▶ **Task prompt**:
The answer must consist of each line below that contains the string "with".

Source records
● ● ● ● ● ● ●

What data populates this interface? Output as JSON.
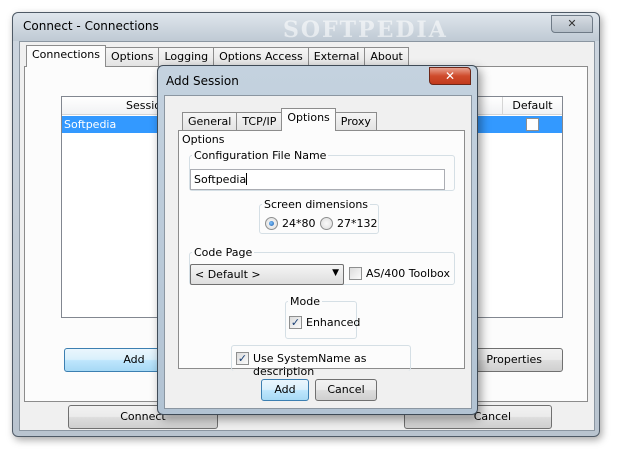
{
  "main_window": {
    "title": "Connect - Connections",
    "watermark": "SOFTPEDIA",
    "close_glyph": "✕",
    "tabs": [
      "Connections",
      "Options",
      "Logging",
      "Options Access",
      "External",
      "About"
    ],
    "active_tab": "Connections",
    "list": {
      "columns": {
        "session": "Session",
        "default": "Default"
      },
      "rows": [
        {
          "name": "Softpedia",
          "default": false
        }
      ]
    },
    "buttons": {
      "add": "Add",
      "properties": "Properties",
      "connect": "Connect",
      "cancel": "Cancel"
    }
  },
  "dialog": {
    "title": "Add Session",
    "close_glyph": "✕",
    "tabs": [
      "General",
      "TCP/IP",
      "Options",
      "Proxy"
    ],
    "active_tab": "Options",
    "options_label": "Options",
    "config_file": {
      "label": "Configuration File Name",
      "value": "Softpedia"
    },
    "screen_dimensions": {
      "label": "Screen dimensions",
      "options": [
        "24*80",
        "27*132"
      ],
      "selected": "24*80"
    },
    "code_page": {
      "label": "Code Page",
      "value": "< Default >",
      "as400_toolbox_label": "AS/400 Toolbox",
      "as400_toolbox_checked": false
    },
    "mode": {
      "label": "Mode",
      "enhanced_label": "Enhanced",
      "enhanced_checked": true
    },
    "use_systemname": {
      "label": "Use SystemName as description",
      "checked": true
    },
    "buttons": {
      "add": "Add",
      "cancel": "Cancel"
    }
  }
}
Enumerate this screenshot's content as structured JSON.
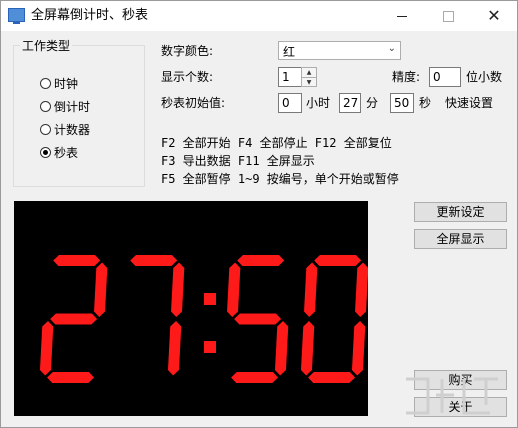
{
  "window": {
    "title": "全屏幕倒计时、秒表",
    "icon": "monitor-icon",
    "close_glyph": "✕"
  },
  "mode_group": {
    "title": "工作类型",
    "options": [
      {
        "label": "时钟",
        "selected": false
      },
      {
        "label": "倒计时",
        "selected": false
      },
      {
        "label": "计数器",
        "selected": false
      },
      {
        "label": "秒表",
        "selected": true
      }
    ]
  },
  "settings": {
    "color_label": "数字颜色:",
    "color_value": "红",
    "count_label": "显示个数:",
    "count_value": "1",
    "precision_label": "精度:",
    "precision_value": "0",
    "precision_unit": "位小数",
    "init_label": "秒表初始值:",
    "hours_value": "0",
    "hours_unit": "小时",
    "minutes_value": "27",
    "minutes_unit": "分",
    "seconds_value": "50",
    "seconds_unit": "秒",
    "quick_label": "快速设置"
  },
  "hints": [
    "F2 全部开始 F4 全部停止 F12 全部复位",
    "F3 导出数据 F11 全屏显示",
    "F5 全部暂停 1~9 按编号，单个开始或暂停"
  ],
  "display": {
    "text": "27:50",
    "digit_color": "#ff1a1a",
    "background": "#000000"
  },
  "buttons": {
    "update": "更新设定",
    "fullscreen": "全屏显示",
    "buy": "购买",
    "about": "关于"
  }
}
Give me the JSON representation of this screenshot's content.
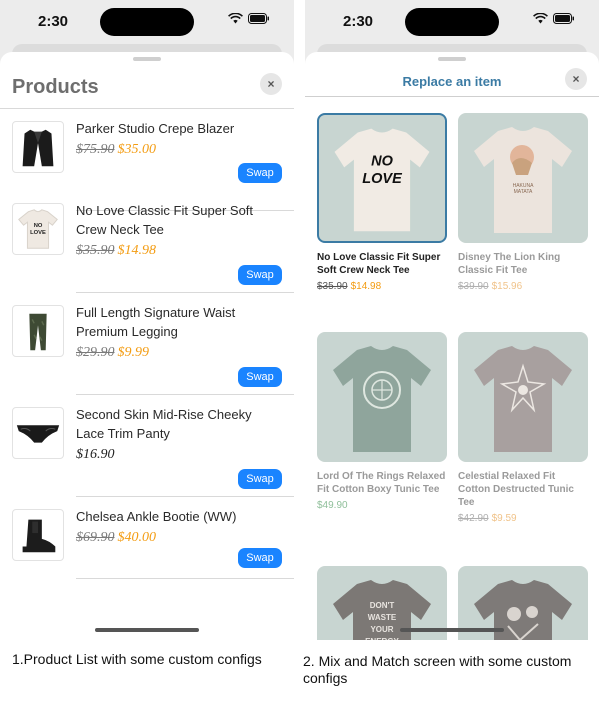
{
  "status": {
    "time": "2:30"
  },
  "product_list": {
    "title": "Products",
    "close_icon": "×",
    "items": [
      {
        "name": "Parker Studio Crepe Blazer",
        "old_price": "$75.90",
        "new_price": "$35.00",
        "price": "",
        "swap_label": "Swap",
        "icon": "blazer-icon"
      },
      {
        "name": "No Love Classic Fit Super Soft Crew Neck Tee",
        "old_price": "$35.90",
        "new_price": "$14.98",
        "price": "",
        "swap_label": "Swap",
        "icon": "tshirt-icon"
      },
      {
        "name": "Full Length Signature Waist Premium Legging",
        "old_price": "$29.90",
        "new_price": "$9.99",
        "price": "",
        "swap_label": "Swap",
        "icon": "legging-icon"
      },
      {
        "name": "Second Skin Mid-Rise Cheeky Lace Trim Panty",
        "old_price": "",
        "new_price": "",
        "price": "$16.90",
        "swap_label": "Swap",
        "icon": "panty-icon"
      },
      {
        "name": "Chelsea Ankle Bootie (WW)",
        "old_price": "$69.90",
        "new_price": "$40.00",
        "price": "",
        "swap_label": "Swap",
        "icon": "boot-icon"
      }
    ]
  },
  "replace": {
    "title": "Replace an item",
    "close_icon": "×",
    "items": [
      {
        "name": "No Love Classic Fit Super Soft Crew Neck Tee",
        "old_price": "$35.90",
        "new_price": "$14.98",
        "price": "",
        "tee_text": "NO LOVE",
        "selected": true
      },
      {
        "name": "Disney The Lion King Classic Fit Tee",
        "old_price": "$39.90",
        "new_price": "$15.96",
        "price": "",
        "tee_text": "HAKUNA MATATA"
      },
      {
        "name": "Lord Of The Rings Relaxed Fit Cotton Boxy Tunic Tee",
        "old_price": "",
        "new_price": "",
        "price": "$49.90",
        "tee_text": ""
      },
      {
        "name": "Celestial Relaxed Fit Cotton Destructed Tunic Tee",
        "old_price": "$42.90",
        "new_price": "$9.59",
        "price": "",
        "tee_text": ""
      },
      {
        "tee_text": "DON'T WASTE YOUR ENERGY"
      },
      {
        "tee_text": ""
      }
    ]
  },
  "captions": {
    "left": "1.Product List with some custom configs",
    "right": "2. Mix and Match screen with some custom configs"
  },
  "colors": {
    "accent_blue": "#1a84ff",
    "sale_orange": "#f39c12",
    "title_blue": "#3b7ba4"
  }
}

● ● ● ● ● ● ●

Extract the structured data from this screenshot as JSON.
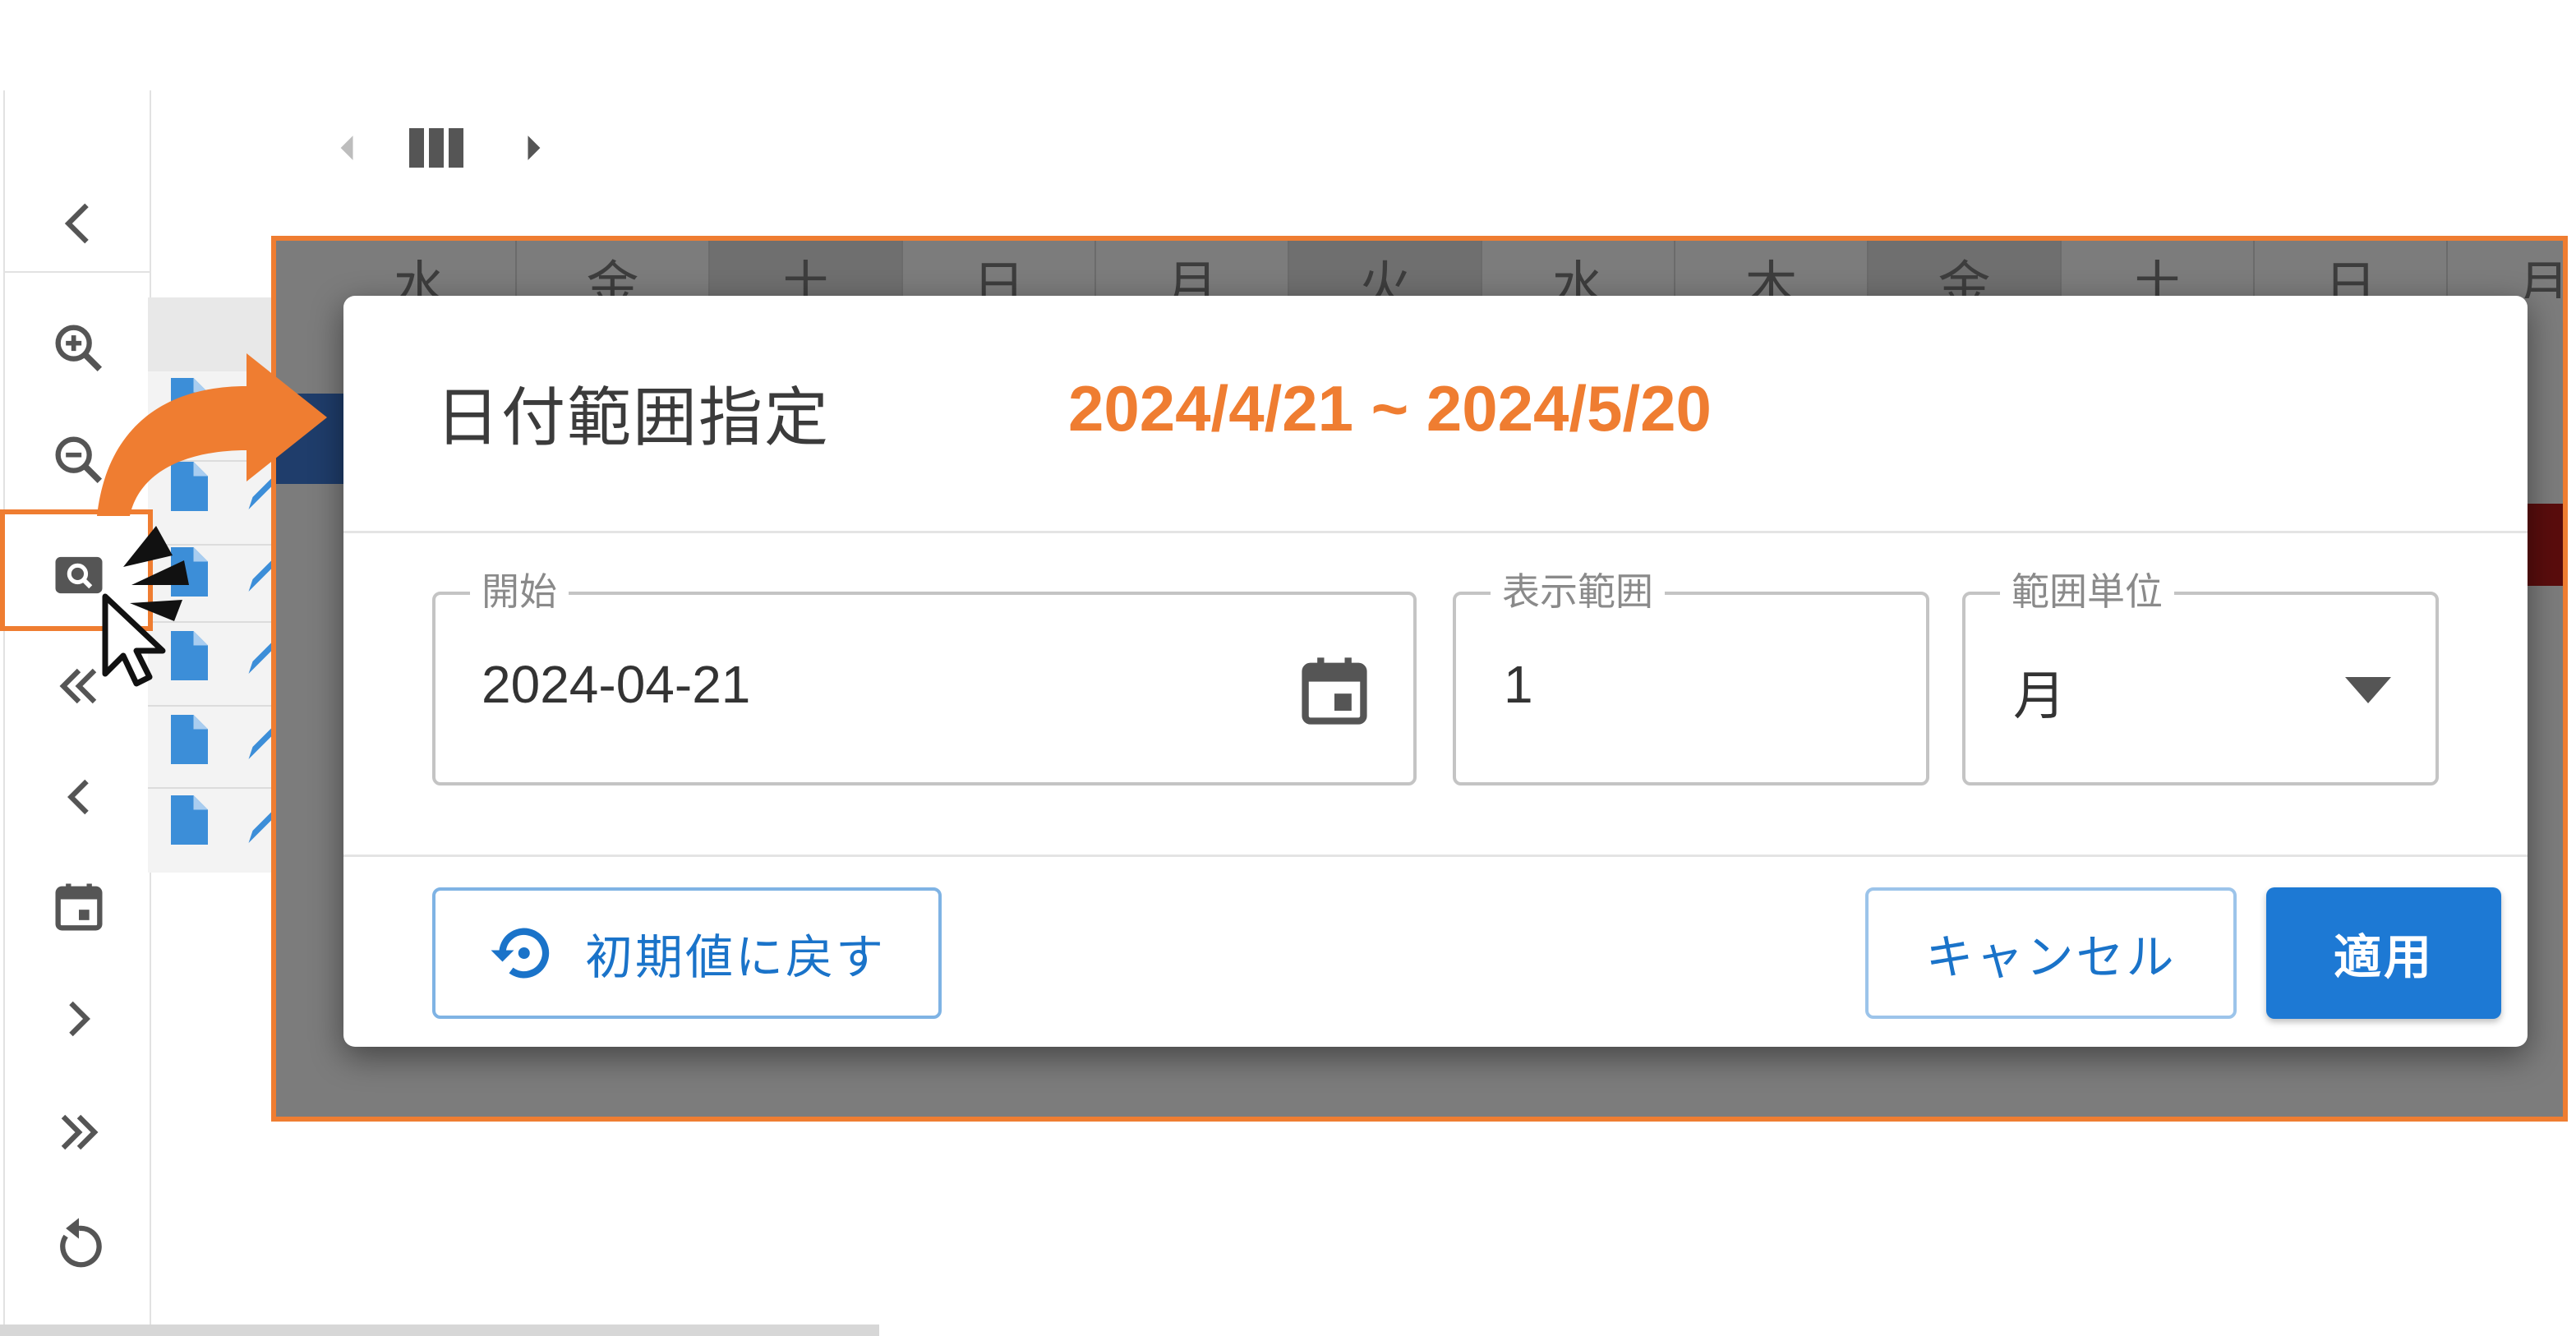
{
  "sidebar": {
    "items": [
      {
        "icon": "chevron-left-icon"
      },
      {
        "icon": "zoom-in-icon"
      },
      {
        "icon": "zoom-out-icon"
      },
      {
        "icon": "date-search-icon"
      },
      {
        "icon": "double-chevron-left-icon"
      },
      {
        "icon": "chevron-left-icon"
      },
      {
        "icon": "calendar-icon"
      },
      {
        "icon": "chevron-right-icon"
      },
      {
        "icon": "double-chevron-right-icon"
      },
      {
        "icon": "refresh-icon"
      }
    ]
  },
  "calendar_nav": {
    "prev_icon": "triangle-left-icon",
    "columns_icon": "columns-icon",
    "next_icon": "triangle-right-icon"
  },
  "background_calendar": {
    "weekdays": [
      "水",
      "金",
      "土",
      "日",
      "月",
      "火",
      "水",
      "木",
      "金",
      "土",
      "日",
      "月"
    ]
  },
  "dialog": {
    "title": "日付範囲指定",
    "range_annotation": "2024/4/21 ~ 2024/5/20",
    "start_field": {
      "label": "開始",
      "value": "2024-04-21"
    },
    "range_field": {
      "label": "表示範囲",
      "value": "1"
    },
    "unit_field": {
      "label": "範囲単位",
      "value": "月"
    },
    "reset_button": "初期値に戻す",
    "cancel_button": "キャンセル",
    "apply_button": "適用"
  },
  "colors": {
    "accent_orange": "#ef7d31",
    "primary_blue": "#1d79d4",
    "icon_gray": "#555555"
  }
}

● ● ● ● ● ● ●

▶ **Reply to the exercise**:
    "left": "1.Product List with some custom configs",
    "right": "2. Mix and Match screen with some custom configs"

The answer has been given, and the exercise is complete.